*** Opening RECORDED DATA ***
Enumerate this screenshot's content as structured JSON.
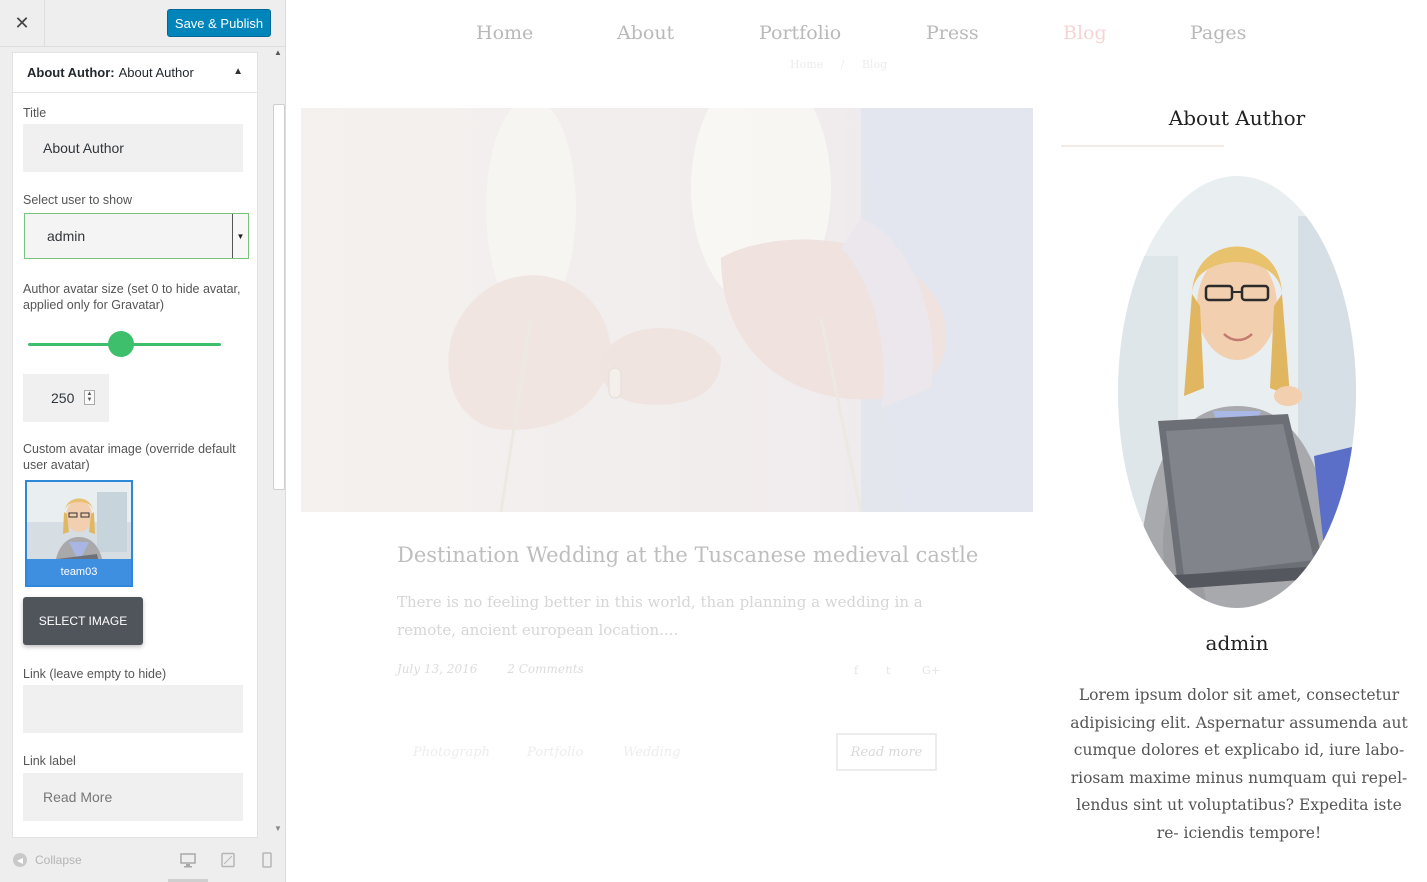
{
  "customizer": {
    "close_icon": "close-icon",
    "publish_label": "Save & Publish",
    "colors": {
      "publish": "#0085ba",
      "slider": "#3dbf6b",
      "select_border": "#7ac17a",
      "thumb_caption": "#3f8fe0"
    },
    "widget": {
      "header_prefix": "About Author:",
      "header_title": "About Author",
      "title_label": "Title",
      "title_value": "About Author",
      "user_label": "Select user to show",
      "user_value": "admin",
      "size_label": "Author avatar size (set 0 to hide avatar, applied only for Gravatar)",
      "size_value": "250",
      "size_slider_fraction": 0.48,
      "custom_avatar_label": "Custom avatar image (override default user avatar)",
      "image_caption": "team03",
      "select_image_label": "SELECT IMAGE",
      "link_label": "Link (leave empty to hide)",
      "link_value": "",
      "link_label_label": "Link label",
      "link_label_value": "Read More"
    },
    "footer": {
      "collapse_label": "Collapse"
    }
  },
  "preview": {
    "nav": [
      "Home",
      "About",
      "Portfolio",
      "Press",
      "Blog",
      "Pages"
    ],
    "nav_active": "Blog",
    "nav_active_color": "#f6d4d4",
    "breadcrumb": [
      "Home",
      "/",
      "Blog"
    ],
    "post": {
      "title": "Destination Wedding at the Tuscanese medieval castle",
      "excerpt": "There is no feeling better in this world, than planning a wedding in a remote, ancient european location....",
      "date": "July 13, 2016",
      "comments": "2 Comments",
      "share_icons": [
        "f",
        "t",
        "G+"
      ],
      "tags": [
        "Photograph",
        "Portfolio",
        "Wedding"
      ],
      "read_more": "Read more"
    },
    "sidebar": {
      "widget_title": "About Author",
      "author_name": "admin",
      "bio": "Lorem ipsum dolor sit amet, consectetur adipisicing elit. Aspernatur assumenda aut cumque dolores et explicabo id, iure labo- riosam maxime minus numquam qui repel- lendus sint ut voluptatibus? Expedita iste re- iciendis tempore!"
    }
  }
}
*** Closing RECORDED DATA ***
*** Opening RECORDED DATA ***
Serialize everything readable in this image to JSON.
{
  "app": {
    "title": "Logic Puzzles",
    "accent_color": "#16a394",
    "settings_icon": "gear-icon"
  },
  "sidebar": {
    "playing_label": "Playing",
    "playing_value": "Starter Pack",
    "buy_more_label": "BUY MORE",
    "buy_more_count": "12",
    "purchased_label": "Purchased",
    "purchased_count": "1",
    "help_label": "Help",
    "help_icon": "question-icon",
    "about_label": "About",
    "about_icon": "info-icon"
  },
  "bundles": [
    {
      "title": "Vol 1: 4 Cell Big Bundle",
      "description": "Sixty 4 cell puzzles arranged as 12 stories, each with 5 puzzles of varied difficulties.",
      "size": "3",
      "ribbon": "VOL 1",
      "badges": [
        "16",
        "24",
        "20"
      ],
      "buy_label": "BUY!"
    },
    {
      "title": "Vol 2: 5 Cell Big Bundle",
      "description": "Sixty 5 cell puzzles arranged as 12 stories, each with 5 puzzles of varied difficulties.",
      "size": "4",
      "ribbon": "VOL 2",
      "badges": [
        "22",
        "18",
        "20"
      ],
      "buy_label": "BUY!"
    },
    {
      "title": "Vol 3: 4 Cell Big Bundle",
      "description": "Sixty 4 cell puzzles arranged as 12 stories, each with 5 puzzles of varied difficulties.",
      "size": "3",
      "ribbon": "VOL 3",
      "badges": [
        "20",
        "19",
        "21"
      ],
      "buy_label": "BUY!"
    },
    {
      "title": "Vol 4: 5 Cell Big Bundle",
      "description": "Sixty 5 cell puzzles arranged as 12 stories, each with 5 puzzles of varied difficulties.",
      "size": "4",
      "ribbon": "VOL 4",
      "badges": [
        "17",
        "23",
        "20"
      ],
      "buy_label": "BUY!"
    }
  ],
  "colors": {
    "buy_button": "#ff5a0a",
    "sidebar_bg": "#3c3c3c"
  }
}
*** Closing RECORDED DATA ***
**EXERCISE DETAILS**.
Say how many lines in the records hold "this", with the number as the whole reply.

**OUTPUT**.
3